### Your task:
Will you write out the data exactly, excluding every picture?
** Opening Exercise data block **
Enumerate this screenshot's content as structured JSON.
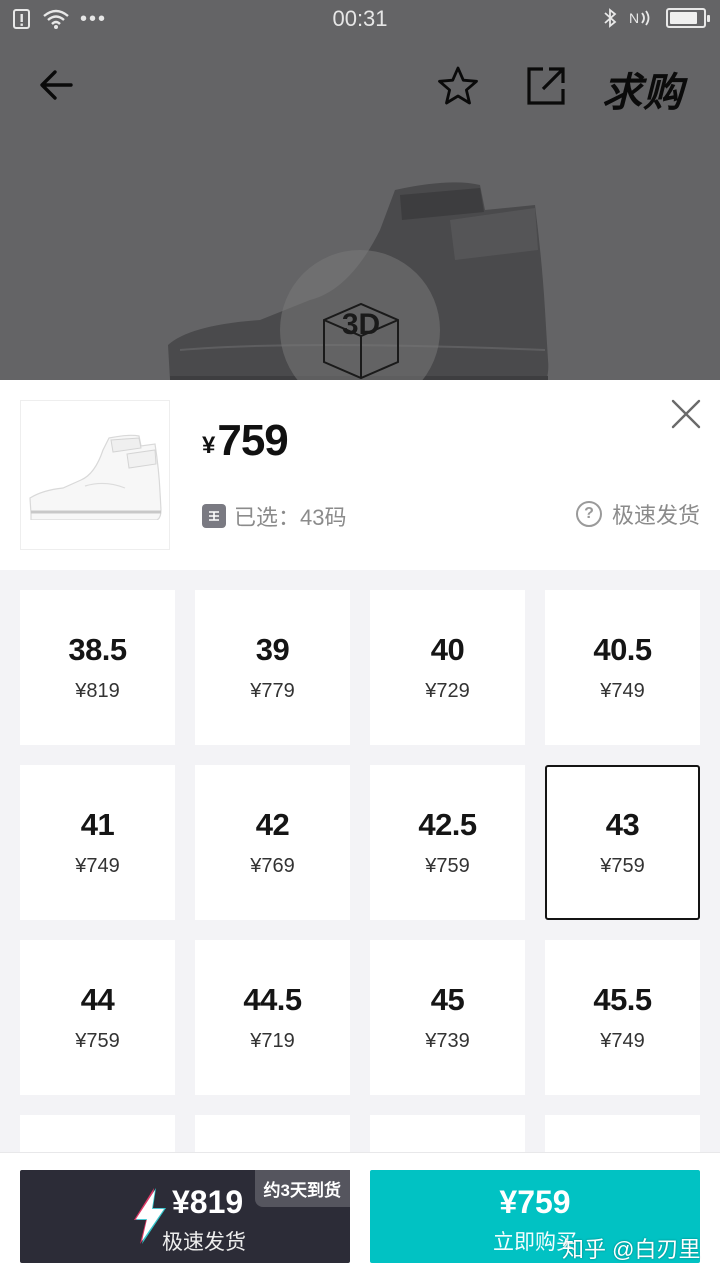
{
  "status_bar": {
    "time": "00:31",
    "battery_level": 0.85,
    "icons": [
      "sim-alert-icon",
      "wifi-icon",
      "more-dots-icon",
      "bluetooth-icon",
      "nfc-icon",
      "battery-icon"
    ],
    "dots": "•••"
  },
  "nav": {
    "back_icon": "arrow-left-icon",
    "favorite_icon": "star-outline-icon",
    "share_icon": "share-external-icon",
    "want_label": "求购"
  },
  "product": {
    "badge_3d": "3D",
    "price_currency": "¥",
    "price_value": "759",
    "selected_text": "已选：43码",
    "fast_ship_label": "极速发货"
  },
  "sizes": [
    {
      "size": "38.5",
      "price": "¥819"
    },
    {
      "size": "39",
      "price": "¥779"
    },
    {
      "size": "40",
      "price": "¥729"
    },
    {
      "size": "40.5",
      "price": "¥749"
    },
    {
      "size": "41",
      "price": "¥749"
    },
    {
      "size": "42",
      "price": "¥769"
    },
    {
      "size": "42.5",
      "price": "¥759"
    },
    {
      "size": "43",
      "price": "¥759",
      "selected": true
    },
    {
      "size": "44",
      "price": "¥759"
    },
    {
      "size": "44.5",
      "price": "¥719"
    },
    {
      "size": "45",
      "price": "¥739"
    },
    {
      "size": "45.5",
      "price": "¥749"
    },
    {
      "size": "",
      "price": ""
    },
    {
      "size": "",
      "price": ""
    },
    {
      "size": "",
      "price": ""
    },
    {
      "size": "",
      "price": ""
    }
  ],
  "actions": {
    "fast": {
      "tag": "约3天到货",
      "price": "¥819",
      "label": "极速发货"
    },
    "buy": {
      "price": "¥759",
      "label": "立即购买"
    }
  },
  "watermark": "知乎 @白刃里",
  "colors": {
    "accent": "#01c2c3",
    "dark_button": "#2c2c37",
    "overlay": "#646466"
  }
}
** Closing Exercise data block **
### Your response:
Enumerate this screenshot's content as structured JSON.
{
  "status_bar": {
    "time": "00:31",
    "battery_level": 0.85,
    "icons": [
      "sim-alert-icon",
      "wifi-icon",
      "more-dots-icon",
      "bluetooth-icon",
      "nfc-icon",
      "battery-icon"
    ],
    "dots": "•••"
  },
  "nav": {
    "back_icon": "arrow-left-icon",
    "favorite_icon": "star-outline-icon",
    "share_icon": "share-external-icon",
    "want_label": "求购"
  },
  "product": {
    "badge_3d": "3D",
    "price_currency": "¥",
    "price_value": "759",
    "selected_text": "已选：43码",
    "fast_ship_label": "极速发货"
  },
  "sizes": [
    {
      "size": "38.5",
      "price": "¥819"
    },
    {
      "size": "39",
      "price": "¥779"
    },
    {
      "size": "40",
      "price": "¥729"
    },
    {
      "size": "40.5",
      "price": "¥749"
    },
    {
      "size": "41",
      "price": "¥749"
    },
    {
      "size": "42",
      "price": "¥769"
    },
    {
      "size": "42.5",
      "price": "¥759"
    },
    {
      "size": "43",
      "price": "¥759",
      "selected": true
    },
    {
      "size": "44",
      "price": "¥759"
    },
    {
      "size": "44.5",
      "price": "¥719"
    },
    {
      "size": "45",
      "price": "¥739"
    },
    {
      "size": "45.5",
      "price": "¥749"
    },
    {
      "size": "",
      "price": ""
    },
    {
      "size": "",
      "price": ""
    },
    {
      "size": "",
      "price": ""
    },
    {
      "size": "",
      "price": ""
    }
  ],
  "actions": {
    "fast": {
      "tag": "约3天到货",
      "price": "¥819",
      "label": "极速发货"
    },
    "buy": {
      "price": "¥759",
      "label": "立即购买"
    }
  },
  "watermark": "知乎 @白刃里",
  "colors": {
    "accent": "#01c2c3",
    "dark_button": "#2c2c37",
    "overlay": "#646466"
  }
}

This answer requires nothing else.